9 July 2010

UCU today welcomed the announcement from the minister for universities and science, David Willetts, that there would be a one-year delay in order to review proposed changes to the Research Excellence Framework (REF).

The union campaigned vigorously against the plans it said would 'wreck the very basis of innovation in knowledge'. The proposals, announced by the Higher Education Funding Council for England (HEFCE) in September 2009, would have forced 25% of future research to be assessed on 'economic impacts.'
Over 18,000 academics, including eminent professors and Nobel Prize winners, signed a UCU petition against the proposals. The union made the case that if researchers had been operating under the proposed guidelines many crucial discoveries would have been missed. During the campaign the union used a quote from Albert Einstein to sum up its case: 'If we knew what it was we were doing, it would not be called research, would it?'
UCU general secretary, Sally Hunt, said: 'History has taught us that some of the biggest breakthroughs have come from speculative research and it is wrong to try and measure projects purely on their economic potential. If implemented these plans would have wrecked the very basis of innovation in knowledge.
'We welcome the reprieve the minister has announced today, but will continue to make the case against the proposals.

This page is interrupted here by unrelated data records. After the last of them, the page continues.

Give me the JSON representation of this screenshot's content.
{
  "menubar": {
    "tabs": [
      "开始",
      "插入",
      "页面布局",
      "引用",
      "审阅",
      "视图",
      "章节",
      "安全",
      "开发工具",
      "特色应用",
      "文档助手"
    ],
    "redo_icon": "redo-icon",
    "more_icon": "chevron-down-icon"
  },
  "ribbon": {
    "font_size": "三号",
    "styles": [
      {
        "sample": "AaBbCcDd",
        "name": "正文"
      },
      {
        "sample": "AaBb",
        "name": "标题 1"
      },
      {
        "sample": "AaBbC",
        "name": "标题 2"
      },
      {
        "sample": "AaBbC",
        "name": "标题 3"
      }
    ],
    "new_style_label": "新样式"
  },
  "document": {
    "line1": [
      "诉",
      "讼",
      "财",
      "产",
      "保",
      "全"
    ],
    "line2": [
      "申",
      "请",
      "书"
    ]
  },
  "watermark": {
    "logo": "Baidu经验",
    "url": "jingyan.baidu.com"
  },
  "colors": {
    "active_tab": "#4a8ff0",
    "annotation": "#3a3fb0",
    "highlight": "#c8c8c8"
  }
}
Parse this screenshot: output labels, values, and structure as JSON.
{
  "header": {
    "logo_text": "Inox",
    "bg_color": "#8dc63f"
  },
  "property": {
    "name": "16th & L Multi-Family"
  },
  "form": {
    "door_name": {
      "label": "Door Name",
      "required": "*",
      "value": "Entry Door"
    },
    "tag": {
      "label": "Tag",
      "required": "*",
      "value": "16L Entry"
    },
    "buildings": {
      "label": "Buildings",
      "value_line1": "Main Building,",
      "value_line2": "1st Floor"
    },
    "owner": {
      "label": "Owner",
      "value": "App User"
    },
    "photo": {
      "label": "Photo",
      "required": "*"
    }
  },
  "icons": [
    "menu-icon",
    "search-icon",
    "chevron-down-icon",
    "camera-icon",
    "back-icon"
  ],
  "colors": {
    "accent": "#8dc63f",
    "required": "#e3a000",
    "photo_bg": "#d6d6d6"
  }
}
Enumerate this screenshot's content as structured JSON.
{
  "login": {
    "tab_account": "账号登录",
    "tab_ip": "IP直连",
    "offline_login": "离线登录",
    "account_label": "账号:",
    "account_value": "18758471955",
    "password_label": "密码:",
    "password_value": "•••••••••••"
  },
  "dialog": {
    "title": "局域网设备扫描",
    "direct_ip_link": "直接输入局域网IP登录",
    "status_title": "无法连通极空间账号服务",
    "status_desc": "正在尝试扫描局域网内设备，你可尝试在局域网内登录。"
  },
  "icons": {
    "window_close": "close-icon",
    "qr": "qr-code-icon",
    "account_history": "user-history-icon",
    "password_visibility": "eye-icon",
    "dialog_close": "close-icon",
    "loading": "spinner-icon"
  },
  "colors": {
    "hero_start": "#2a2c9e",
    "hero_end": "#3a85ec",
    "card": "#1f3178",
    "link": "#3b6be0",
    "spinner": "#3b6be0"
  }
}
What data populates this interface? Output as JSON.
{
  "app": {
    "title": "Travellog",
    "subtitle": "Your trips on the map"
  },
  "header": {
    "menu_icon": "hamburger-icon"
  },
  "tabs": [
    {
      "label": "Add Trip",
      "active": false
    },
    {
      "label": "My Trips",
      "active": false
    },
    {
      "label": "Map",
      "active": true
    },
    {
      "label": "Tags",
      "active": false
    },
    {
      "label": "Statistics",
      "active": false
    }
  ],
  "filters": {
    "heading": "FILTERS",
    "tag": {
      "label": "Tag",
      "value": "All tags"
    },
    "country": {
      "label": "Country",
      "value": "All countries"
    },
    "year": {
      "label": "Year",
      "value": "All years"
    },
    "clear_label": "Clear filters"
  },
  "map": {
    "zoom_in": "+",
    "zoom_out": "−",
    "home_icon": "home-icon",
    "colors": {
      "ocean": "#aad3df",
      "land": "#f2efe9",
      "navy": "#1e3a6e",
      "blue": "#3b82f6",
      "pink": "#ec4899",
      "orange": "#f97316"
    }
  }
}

We will also be making the case that unless plans for savage cuts across the sector are reversed then we will be falling way behind our competitors when it comes to research.'
UCU produced a report that looked in greater detail at how some of our most crucial breakthroughs would not have been discovered without curiosity-driven research: Discoveries that would not survive the REF [84kb]

Last updated: 16 March 2021